Another reason alpha and beta are difficult to separate is that manager process and performance is not always very transparent. This makes finding suitable benchmarks more difficult. We could go on, but the foundation of the problem is already well established. A manager's alpha might just be the beta of a better defined benchmark.

So what to make of the elusive search for alpha? My thought is that the only true alpha is good beta management--perhaps "meta beta"would be the clever term for it. The goal then for a money manager is to achieve a beta appropriate for the investor and opportunistic when and if possible. A beta of .5 would be great in relative down markets but would have an obvious cost of underperformance generally.

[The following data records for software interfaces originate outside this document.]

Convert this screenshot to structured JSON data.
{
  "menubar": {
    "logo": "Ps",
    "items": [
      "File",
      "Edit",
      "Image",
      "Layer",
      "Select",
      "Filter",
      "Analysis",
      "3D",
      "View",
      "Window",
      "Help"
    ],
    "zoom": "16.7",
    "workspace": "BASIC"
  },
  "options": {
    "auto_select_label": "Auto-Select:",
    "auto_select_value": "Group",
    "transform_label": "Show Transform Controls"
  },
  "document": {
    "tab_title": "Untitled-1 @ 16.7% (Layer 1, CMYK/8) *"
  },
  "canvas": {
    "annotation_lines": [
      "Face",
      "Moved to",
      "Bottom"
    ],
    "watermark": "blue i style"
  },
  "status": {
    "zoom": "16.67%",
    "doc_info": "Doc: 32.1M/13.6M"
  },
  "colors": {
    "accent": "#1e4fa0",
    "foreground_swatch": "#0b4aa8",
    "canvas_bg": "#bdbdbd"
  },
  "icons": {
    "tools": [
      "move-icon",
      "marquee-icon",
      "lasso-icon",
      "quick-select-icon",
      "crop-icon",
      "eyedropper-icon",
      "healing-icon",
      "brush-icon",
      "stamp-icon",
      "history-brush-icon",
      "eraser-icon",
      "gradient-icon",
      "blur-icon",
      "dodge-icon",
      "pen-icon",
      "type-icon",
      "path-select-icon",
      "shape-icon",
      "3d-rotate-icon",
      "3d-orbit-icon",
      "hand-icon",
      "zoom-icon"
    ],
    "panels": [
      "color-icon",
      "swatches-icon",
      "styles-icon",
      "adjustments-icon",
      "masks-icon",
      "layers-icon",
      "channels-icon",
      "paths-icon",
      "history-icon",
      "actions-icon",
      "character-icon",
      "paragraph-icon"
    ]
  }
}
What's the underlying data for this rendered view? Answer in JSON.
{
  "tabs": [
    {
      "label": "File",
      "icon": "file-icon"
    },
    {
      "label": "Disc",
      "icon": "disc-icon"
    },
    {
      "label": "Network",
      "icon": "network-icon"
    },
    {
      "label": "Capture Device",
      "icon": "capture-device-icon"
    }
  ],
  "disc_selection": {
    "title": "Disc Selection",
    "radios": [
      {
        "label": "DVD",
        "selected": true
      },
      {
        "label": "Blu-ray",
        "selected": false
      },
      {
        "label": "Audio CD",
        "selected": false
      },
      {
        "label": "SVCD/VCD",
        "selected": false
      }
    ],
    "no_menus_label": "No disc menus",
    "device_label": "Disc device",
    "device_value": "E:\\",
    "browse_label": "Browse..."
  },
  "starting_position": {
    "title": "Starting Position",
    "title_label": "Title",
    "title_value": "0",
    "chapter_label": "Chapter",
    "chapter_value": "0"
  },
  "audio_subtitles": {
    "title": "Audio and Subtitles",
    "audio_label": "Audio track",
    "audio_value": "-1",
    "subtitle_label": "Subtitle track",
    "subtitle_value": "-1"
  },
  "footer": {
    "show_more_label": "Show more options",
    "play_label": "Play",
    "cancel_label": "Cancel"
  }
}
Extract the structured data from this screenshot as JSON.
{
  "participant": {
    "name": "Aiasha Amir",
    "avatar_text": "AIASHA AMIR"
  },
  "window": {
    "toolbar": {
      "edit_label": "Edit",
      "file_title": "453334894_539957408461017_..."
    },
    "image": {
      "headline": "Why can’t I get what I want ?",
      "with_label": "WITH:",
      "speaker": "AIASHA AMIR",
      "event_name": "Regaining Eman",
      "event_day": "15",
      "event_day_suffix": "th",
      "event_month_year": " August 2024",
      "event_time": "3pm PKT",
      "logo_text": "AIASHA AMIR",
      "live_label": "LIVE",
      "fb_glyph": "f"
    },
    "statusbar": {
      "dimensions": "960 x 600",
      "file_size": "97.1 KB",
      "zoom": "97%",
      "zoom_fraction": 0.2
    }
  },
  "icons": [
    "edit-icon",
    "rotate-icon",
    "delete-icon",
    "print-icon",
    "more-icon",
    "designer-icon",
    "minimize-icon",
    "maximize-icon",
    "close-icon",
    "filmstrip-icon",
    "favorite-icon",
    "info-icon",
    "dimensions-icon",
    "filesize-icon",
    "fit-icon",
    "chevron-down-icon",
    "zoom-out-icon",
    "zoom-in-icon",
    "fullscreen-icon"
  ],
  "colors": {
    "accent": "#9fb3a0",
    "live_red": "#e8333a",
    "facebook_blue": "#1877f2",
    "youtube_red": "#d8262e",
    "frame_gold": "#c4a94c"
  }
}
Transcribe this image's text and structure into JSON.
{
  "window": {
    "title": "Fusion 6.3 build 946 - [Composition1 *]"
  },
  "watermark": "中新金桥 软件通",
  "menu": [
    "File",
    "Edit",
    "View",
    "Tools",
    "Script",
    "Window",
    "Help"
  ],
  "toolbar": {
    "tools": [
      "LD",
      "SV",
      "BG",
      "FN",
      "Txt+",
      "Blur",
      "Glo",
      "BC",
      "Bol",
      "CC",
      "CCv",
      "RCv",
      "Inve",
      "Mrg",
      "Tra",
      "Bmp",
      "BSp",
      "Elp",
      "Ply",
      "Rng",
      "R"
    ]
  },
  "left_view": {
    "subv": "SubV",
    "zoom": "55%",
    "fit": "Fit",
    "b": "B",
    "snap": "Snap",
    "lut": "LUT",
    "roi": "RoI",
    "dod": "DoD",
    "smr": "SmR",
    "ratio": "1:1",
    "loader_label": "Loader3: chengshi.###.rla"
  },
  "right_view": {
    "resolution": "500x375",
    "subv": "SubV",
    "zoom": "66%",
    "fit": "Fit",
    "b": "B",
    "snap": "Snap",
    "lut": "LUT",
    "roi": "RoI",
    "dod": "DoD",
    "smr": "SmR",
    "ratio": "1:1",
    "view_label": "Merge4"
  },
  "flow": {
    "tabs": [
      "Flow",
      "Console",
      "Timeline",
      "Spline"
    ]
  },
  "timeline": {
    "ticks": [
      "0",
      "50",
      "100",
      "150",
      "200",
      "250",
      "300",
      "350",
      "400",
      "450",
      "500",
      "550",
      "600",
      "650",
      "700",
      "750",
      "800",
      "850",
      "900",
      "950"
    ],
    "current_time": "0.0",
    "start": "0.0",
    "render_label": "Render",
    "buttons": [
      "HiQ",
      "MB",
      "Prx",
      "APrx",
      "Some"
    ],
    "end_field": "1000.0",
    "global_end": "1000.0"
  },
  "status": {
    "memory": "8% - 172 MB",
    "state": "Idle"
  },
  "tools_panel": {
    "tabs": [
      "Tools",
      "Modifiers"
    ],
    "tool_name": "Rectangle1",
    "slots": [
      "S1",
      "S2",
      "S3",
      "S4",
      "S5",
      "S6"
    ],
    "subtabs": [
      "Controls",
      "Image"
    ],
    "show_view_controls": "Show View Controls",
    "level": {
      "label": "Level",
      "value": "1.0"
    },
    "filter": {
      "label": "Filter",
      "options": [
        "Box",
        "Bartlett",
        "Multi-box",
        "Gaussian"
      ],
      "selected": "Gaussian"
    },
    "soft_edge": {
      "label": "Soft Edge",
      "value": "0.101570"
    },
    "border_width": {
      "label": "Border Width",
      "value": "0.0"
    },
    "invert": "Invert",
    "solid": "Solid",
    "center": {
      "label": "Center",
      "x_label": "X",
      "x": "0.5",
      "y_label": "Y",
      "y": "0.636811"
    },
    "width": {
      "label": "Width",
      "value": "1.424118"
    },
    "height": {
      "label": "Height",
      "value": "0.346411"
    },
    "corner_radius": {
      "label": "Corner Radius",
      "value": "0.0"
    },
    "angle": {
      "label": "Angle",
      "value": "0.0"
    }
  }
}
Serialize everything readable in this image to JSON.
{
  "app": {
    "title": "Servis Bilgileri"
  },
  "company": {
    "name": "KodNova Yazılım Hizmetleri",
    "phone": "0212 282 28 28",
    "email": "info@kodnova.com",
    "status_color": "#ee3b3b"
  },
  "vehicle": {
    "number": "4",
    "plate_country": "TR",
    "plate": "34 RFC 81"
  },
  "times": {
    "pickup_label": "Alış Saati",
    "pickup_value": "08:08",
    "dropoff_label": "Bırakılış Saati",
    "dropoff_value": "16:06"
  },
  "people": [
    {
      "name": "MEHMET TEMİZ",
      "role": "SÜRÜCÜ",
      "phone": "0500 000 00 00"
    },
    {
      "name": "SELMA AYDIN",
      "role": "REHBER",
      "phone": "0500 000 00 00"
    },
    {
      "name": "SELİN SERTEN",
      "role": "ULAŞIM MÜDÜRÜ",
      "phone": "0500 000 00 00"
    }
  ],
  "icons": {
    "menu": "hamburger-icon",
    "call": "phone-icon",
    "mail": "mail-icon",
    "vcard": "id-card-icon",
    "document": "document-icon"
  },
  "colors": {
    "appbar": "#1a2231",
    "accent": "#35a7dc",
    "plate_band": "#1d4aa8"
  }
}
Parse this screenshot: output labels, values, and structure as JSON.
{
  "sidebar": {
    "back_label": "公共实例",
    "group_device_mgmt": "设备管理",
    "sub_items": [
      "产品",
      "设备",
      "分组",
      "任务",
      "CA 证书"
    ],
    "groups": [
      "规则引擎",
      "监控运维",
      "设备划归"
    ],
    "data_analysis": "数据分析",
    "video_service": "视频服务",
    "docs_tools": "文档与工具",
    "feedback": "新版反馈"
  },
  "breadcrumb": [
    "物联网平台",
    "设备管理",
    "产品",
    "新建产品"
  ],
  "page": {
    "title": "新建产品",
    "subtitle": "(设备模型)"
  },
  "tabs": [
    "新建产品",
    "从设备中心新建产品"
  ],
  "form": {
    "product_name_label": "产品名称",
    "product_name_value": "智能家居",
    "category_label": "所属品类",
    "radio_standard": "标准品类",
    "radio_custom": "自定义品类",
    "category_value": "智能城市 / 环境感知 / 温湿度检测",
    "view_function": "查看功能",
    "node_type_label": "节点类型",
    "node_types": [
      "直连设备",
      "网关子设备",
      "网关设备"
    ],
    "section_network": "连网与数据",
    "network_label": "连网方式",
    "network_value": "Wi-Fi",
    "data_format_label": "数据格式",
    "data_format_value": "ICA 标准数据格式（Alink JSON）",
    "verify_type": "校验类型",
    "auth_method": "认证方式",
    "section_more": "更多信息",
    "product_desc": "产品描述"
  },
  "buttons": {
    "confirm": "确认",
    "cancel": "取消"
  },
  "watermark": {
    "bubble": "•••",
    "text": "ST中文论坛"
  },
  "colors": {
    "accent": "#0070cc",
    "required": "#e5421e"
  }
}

A beta of 2.5 would be great most of the time but would have the extreme risk of permanently impairing capital some of the time. Opportunistic beta management is dangerously close to market timing, which almost certainly is a fools errand. Yet there may be some ability to capture gains once we consider the position of the individual investor we are attempting to match up with an appropriate beta (e.g., relatively high beta for an investor with no withdrawal needs, a high capital base, a long time horizon, and otherwise high willingness and ability to take on risk).

I look at this, my understanding of and belief (or disbelief) in alpha, as a work in process. I have to reconcile any degree of belief in alpha with any degree of belief in efficient markets. Starting with my assumptions and belief in efficient markets does have a flavor of receiving the answers in advance of asking the questions, but I'll try to keep an open mind. I'll keep thinking . . .

*Mimicking results, doubling results, etc. with regard to beta means both the end result (return) and the path to get there (volatility).